### The task
Within the listing below, locate all lines containing the word "content". Copy each one.

### Supplied records
------------------------------------------------------------

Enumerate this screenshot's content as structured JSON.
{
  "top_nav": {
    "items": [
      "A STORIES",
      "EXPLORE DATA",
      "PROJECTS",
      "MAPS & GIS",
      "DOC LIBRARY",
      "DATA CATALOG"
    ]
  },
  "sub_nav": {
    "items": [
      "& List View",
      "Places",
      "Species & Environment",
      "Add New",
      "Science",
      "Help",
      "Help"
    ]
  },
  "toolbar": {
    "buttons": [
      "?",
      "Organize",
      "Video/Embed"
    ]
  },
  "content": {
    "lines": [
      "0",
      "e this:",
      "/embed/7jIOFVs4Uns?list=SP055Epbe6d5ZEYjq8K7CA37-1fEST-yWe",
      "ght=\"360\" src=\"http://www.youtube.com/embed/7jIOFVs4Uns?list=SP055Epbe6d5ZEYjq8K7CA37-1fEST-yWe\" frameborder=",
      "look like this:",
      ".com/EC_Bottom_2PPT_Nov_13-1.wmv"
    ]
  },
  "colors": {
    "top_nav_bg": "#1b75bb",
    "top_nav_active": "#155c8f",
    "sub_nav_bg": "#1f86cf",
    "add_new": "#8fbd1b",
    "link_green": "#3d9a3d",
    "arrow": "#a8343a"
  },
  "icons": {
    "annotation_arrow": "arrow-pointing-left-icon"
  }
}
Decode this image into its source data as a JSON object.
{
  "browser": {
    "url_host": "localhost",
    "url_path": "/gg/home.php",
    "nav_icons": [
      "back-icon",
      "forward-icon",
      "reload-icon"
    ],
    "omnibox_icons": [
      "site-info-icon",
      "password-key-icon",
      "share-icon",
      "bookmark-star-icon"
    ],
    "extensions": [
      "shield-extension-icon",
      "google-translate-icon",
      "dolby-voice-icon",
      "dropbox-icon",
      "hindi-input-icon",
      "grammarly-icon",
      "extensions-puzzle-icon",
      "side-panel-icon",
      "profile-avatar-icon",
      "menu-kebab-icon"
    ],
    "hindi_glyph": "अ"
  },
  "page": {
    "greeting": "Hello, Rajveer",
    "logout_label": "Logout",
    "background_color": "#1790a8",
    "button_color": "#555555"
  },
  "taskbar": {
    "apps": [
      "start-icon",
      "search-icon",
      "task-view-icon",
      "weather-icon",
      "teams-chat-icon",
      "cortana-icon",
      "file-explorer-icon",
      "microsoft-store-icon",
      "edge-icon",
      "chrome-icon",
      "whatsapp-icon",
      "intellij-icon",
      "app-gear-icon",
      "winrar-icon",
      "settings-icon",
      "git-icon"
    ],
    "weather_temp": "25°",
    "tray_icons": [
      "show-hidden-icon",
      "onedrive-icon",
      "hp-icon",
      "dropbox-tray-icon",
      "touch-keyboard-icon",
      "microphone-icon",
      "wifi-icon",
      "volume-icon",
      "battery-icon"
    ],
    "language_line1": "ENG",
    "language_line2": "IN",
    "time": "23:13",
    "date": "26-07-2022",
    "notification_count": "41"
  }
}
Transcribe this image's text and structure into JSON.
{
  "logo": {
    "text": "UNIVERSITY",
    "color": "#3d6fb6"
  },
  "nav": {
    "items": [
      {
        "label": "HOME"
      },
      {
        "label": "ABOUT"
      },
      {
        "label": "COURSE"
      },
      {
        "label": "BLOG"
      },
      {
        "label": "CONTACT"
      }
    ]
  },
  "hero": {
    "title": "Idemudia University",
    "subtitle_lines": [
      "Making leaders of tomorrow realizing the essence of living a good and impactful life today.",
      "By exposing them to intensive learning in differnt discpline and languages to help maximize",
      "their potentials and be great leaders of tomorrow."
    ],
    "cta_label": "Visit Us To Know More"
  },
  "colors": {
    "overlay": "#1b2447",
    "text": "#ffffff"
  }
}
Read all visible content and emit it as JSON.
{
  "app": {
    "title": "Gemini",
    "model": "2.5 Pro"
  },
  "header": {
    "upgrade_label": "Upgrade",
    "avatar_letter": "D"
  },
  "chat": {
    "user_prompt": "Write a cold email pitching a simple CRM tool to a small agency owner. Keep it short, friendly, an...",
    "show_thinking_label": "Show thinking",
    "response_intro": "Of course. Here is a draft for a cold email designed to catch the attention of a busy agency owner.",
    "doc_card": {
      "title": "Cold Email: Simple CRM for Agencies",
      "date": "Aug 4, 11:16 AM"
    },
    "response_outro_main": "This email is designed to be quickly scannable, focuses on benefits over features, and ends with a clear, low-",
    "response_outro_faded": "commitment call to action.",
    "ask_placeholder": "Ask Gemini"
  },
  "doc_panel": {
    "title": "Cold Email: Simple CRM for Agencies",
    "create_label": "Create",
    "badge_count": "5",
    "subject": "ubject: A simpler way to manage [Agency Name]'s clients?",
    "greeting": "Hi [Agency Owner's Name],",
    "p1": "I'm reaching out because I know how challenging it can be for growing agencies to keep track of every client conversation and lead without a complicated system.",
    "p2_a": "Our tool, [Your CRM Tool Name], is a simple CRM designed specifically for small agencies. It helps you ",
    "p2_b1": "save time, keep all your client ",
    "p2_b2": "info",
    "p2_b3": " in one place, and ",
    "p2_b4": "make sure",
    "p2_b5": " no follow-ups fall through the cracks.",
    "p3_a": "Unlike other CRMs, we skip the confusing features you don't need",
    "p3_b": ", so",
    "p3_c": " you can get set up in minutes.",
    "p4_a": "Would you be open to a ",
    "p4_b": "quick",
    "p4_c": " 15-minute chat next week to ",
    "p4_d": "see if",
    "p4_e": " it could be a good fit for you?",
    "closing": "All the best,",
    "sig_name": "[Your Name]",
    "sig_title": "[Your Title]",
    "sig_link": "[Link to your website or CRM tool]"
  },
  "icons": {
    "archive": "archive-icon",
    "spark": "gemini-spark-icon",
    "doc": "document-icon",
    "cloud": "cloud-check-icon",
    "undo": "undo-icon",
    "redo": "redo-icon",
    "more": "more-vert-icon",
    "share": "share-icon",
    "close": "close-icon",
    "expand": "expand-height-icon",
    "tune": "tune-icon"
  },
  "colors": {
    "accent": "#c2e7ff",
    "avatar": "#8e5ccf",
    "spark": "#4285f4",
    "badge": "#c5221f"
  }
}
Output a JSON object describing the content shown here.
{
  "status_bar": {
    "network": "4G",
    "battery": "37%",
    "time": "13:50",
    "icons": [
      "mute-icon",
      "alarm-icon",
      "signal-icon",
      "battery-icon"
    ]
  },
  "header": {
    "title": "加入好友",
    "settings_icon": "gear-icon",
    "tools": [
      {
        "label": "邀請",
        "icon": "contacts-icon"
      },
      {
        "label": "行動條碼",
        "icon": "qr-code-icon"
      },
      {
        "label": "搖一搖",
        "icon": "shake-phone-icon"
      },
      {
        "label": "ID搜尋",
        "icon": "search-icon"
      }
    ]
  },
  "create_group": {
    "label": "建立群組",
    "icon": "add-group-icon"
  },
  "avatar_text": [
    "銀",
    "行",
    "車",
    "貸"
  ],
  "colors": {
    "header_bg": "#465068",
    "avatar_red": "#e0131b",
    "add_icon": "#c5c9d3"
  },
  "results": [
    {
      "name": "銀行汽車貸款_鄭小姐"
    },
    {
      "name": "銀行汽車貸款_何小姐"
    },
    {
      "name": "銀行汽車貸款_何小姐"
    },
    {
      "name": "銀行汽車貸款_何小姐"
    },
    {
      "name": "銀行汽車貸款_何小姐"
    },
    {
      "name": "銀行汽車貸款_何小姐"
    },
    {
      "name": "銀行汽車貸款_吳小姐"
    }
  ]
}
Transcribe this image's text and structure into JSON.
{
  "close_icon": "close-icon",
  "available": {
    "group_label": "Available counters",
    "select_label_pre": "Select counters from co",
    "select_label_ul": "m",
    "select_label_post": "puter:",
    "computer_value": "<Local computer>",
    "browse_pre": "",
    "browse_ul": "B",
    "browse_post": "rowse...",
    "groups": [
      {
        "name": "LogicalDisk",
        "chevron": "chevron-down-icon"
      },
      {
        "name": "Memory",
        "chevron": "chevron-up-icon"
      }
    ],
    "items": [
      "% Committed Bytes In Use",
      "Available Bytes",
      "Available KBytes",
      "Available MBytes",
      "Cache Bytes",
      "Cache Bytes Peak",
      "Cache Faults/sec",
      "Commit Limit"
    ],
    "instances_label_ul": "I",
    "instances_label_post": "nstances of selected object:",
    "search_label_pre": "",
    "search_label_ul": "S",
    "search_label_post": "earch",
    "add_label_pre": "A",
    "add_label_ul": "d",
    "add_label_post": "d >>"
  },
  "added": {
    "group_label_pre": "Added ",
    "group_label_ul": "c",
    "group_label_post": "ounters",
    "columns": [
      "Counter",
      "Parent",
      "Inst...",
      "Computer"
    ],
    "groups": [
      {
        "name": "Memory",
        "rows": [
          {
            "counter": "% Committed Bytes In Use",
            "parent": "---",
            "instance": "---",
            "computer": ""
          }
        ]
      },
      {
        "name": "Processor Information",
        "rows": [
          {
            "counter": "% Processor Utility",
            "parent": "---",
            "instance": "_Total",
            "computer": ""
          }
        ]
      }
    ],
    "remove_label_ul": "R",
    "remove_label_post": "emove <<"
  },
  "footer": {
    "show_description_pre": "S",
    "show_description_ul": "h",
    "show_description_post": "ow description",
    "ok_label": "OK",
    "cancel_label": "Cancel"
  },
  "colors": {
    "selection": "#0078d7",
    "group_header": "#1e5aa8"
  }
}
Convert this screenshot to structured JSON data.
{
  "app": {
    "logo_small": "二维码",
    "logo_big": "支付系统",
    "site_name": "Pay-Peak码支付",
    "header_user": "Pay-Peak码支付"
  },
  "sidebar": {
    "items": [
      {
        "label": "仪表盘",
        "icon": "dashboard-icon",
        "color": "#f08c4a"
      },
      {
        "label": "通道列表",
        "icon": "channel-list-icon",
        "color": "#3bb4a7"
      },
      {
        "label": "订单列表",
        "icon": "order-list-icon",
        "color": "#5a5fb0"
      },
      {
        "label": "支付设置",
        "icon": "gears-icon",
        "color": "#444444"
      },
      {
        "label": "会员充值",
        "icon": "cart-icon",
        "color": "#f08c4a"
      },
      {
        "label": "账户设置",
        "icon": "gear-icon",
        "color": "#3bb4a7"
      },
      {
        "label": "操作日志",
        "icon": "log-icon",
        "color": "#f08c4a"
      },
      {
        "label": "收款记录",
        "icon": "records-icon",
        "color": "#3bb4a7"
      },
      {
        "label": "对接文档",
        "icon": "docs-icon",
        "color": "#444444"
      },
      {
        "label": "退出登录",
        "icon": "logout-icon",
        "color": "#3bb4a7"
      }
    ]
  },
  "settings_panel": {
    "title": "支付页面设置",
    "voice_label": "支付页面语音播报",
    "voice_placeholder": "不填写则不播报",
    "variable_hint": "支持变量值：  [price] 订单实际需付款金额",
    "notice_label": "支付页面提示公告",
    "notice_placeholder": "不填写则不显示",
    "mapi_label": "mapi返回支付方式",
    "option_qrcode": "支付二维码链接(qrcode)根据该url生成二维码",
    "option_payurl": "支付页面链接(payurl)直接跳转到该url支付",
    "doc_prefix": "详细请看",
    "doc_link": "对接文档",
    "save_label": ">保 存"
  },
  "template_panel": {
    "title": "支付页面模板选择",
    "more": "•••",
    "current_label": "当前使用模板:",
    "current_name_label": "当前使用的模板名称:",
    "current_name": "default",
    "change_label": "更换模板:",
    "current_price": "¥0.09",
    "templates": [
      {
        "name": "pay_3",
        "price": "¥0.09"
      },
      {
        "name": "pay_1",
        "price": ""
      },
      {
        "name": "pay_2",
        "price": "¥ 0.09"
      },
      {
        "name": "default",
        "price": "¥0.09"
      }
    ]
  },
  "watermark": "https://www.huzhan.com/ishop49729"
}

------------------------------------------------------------

### Solution for this exercise
Enumerate this screenshot's content as structured JSON.
  "content": {
Read all visible content and emit it as JSON.
Output a JSON object describing the content shown here.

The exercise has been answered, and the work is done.